#### [Work task]
Needed from the entries below: every line that holds the word "description".

☆ ☆ ☆ ☆ ☆

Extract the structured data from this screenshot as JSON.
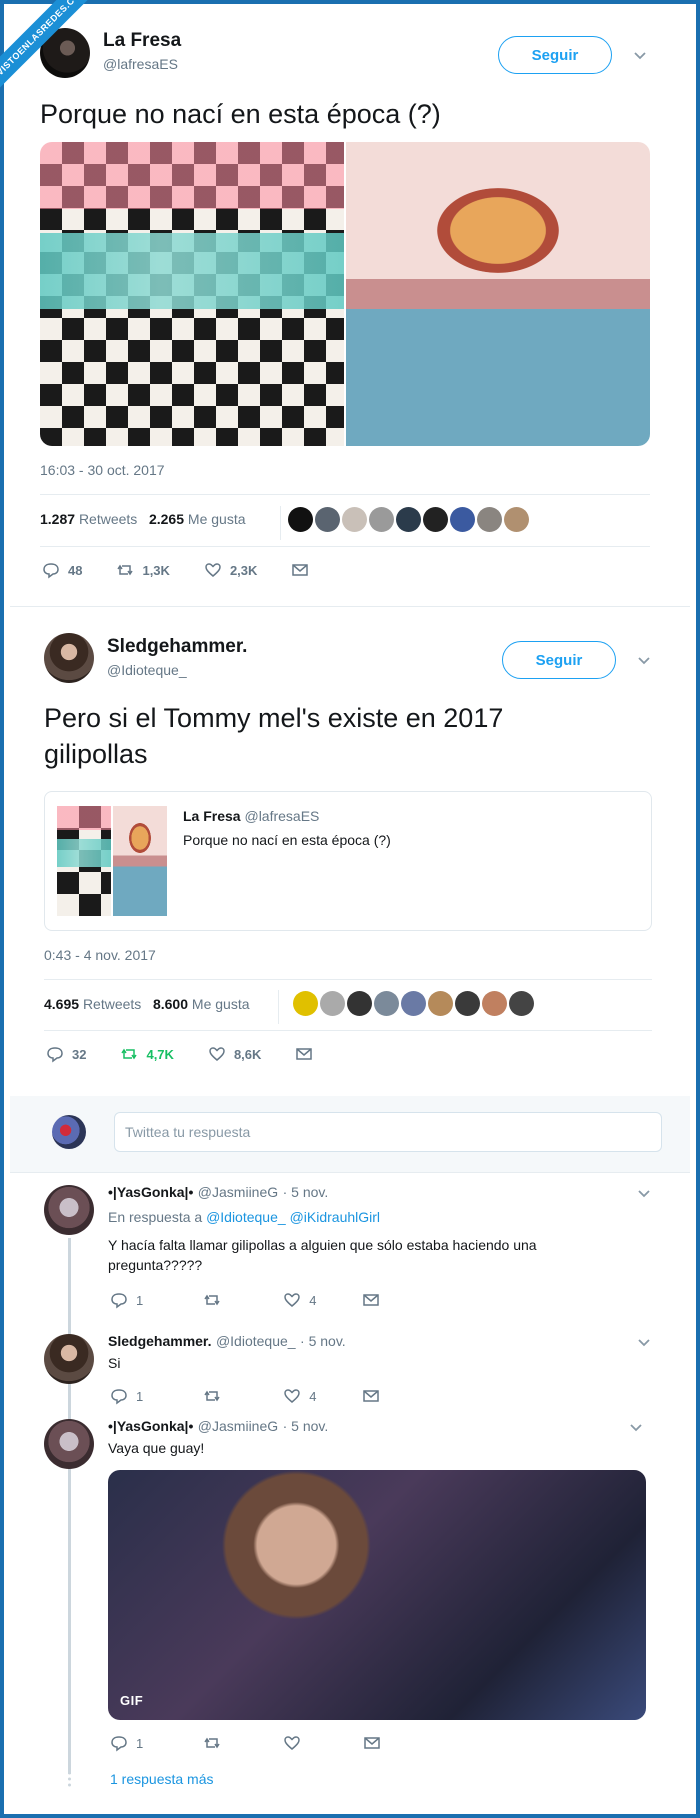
{
  "watermark": "VISTOENLASREDES.COM",
  "tweet1": {
    "name": "La Fresa",
    "handle": "@lafresaES",
    "follow": "Seguir",
    "text": "Porque no nací en esta época (?)",
    "timestamp": "16:03 - 30 oct. 2017",
    "retweets_count": "1.287",
    "retweets_label": "Retweets",
    "likes_count": "2.265",
    "likes_label": "Me gusta",
    "replies": "48",
    "rts": "1,3K",
    "likes": "2,3K"
  },
  "tweet2": {
    "name": "Sledgehammer.",
    "handle": "@Idioteque_",
    "follow": "Seguir",
    "text": "Pero si el Tommy mel's existe en 2017 gilipollas",
    "quote_name": "La Fresa",
    "quote_handle": "@lafresaES",
    "quote_text": "Porque no nací en esta época (?)",
    "timestamp": "0:43 - 4 nov. 2017",
    "retweets_count": "4.695",
    "retweets_label": "Retweets",
    "likes_count": "8.600",
    "likes_label": "Me gusta",
    "replies": "32",
    "rts": "4,7K",
    "likes": "8,6K"
  },
  "reply_box": {
    "placeholder": "Twittea tu respuesta"
  },
  "reply1": {
    "name": "•|YasGonka|•",
    "handle": "@JasmiineG",
    "time": "· 5 nov.",
    "in_reply_prefix": "En respuesta a",
    "mention1": "@Idioteque_",
    "mention2": "@iKidrauhlGirl",
    "text": "Y hacía falta llamar gilipollas a alguien que sólo estaba haciendo una pregunta?????",
    "replies": "1",
    "likes": "4"
  },
  "reply2": {
    "name": "Sledgehammer.",
    "handle": "@Idioteque_",
    "time": "· 5 nov.",
    "text": "Si",
    "replies": "1",
    "likes": "4"
  },
  "reply3": {
    "name": "•|YasGonka|•",
    "handle": "@JasmiineG",
    "time": "· 5 nov.",
    "text": "Vaya que guay!",
    "gif_label": "GIF",
    "replies": "1"
  },
  "more_replies": "1 respuesta más",
  "colors": {
    "accent": "#1da1f2",
    "retweet_green": "#17bf63",
    "frame": "#1a6fb0"
  }
}
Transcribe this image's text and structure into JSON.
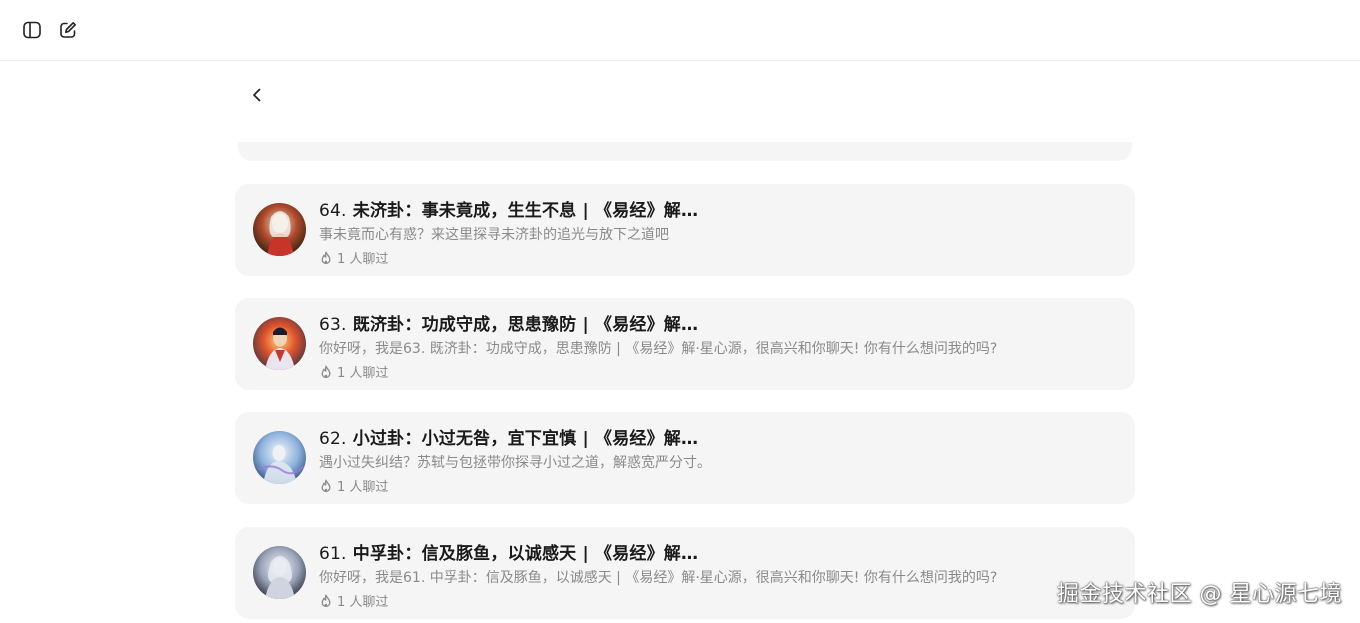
{
  "toolbar": {
    "sidebar_icon": "sidebar-toggle-icon",
    "new_chat_icon": "edit-icon"
  },
  "nav": {
    "back_icon": "chevron-left-icon"
  },
  "cards": [
    {
      "number": "64.",
      "title": "未济卦：事未竟成，生生不息 | 《易经》解…",
      "description": "事未竟而心有惑？来这里探寻未济卦的追光与放下之道吧",
      "meta": "1 人聊过",
      "avatar_colors": [
        "#c93a2b",
        "#e8d9c2",
        "#6b3b1f"
      ]
    },
    {
      "number": "63.",
      "title": "既济卦：功成守成，思患豫防 | 《易经》解…",
      "description": "你好呀，我是63. 既济卦：功成守成，思患豫防 | 《易经》解·星心源，很高兴和你聊天! 你有什么想问我的吗?",
      "meta": "1 人聊过",
      "avatar_colors": [
        "#d9482b",
        "#f4a341",
        "#3b3b5e"
      ]
    },
    {
      "number": "62.",
      "title": "小过卦：小过无咎，宜下宜慎 | 《易经》解…",
      "description": "遇小过失纠结？苏轼与包拯带你探寻小过之道，解惑宽严分寸。",
      "meta": "1 人聊过",
      "avatar_colors": [
        "#7fa8d6",
        "#e6eef7",
        "#3c5a8f"
      ]
    },
    {
      "number": "61.",
      "title": "中孚卦：信及豚鱼，以诚感天 | 《易经》解…",
      "description": "你好呀，我是61. 中孚卦：信及豚鱼，以诚感天 | 《易经》解·星心源，很高兴和你聊天! 你有什么想问我的吗?",
      "meta": "1 人聊过",
      "avatar_colors": [
        "#9aa3b8",
        "#eef0f5",
        "#2f3345"
      ]
    }
  ],
  "watermark": "掘金技术社区 @ 星心源七境"
}
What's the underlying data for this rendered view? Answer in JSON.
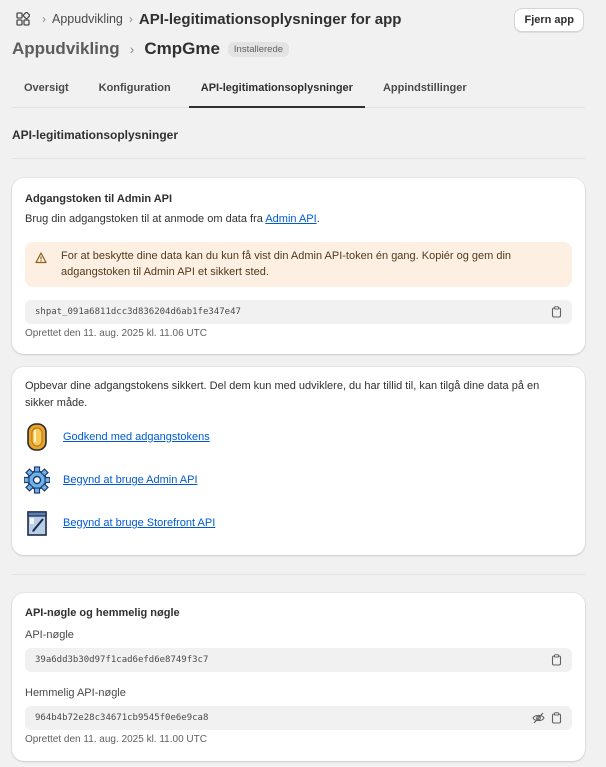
{
  "breadcrumb": {
    "parent": "Appudvikling",
    "current": "API-legitimationsoplysninger for app"
  },
  "header": {
    "remove_app": "Fjern app",
    "parent_title": "Appudvikling",
    "app_name": "CmpGme",
    "status_badge": "Installerede"
  },
  "tabs": [
    {
      "label": "Oversigt"
    },
    {
      "label": "Konfiguration"
    },
    {
      "label": "API-legitimationsoplysninger",
      "active": true
    },
    {
      "label": "Appindstillinger"
    }
  ],
  "section_heading": "API-legitimationsoplysninger",
  "admin_token_card": {
    "title": "Adgangstoken til Admin API",
    "desc_prefix": "Brug din adgangstoken til at anmode om data fra ",
    "desc_link": "Admin API",
    "desc_suffix": ".",
    "warning_line1": "For at beskytte dine data kan du kun få vist din Admin API-token én gang. Kopiér og gem din",
    "warning_line2": "adgangstoken til Admin API et sikkert sted.",
    "token": "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",
    "created": "Oprettet den 11. aug. 2025 kl. 11.06 UTC"
  },
  "security_card": {
    "text_line1": "Opbevar dine adgangstokens sikkert. Del dem kun med udviklere, du har tillid til, kan tilgå dine data på en",
    "text_line2": "sikker måde.",
    "links": [
      {
        "label": "Godkend med adgangstokens",
        "icon": "coin-icon"
      },
      {
        "label": "Begynd at bruge Admin API",
        "icon": "gear-icon"
      },
      {
        "label": "Begynd at bruge Storefront API",
        "icon": "storefront-icon"
      }
    ]
  },
  "api_keys_card": {
    "title": "API-nøgle og hemmelig nøgle",
    "api_key_label": "API-nøgle",
    "api_key": "39a6dd3b30d97f1cad6efd6e8749f3c7",
    "secret_label": "Hemmelig API-nøgle",
    "secret_key": "964b4b72e28c34671cb9545f0e6e9ca8",
    "created": "Oprettet den 11. aug. 2025 kl. 11.00 UTC"
  },
  "colors": {
    "background": "#f1f1f1",
    "link": "#005bd3",
    "warning_bg": "#fdefe1",
    "badge_bg": "#e3e3e3"
  }
}
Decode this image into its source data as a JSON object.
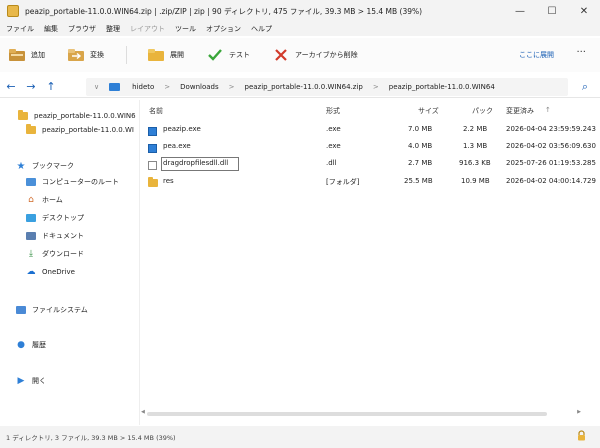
{
  "window": {
    "title": "peazip_portable-11.0.0.WIN64.zip | .zip/ZIP | zip | 90 ディレクトリ, 475 ファイル, 39.3 MB > 15.4 MB (39%)",
    "minimize_glyph": "—",
    "maximize_glyph": "☐",
    "close_glyph": "✕"
  },
  "menu": {
    "items": [
      "ファイル",
      "編集",
      "ブラウザ",
      "整理",
      "レイアウト",
      "ツール",
      "オプション",
      "ヘルプ"
    ]
  },
  "toolbar": {
    "add_label": "追加",
    "convert_label": "変換",
    "extract_label": "展開",
    "test_label": "テスト",
    "delete_label": "アーカイブから削除",
    "extract_here_label": "ここに展開",
    "more_glyph": "···"
  },
  "address": {
    "back_glyph": "←",
    "forward_glyph": "→",
    "up_glyph": "↑",
    "down_glyph": "∨",
    "crumbs": [
      "hideto",
      "Downloads",
      "peazip_portable-11.0.0.WIN64.zip",
      "peazip_portable-11.0.0.WIN64"
    ],
    "search_glyph": "⌕"
  },
  "sidebar": {
    "tree_root": "peazip_portable-11.0.0.WIN6",
    "tree_child": "peazip_portable-11.0.0.WI",
    "bookmarks": "ブックマーク",
    "items": [
      "コンピューターのルート",
      "ホーム",
      "デスクトップ",
      "ドキュメント",
      "ダウンロード",
      "OneDrive"
    ],
    "filesystem": "ファイルシステム",
    "history": "履歴",
    "open": "開く"
  },
  "table": {
    "headers": {
      "name": "名前",
      "type": "形式",
      "size": "サイズ",
      "packed": "パック",
      "modified": "変更済み",
      "sort_glyph": "↑"
    },
    "rows": [
      {
        "name": "peazip.exe",
        "type": ".exe",
        "size": "7.0 MB",
        "packed": "2.2 MB",
        "modified": "2026-04-04 23:59:59.243"
      },
      {
        "name": "pea.exe",
        "type": ".exe",
        "size": "4.0 MB",
        "packed": "1.3 MB",
        "modified": "2026-04-02 03:56:09.630"
      },
      {
        "name": "dragdropfilesdll.dll",
        "type": ".dll",
        "size": "2.7 MB",
        "packed": "916.3 KB",
        "modified": "2025-07-26 01:19:53.285"
      },
      {
        "name": "res",
        "type": "[フォルダ]",
        "size": "25.5 MB",
        "packed": "10.9 MB",
        "modified": "2026-04-02 04:00:14.729"
      }
    ]
  },
  "status": {
    "text": "1 ディレクトリ, 3 ファイル, 39.3 MB > 15.4 MB (39%)"
  },
  "colors": {
    "accent": "#1a5fb4",
    "folder": "#e9b43c"
  }
}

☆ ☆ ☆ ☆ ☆

#### [Answer to this problem]
      "description": "事未竟而心有惑？来这里探寻未济卦的追光与放下之道吧",
      "description": "你好呀，我是63. 既济卦：功成守成，思患豫防 | 《易经》解·星心源，很高兴和你聊天! 你有什么想问我的吗?",
      "description": "遇小过失纠结？苏轼与包拯带你探寻小过之道，解惑宽严分寸。",
      "description": "你好呀，我是61. 中孚卦：信及豚鱼，以诚感天 | 《易经》解·星心源，很高兴和你聊天! 你有什么想问我的吗?",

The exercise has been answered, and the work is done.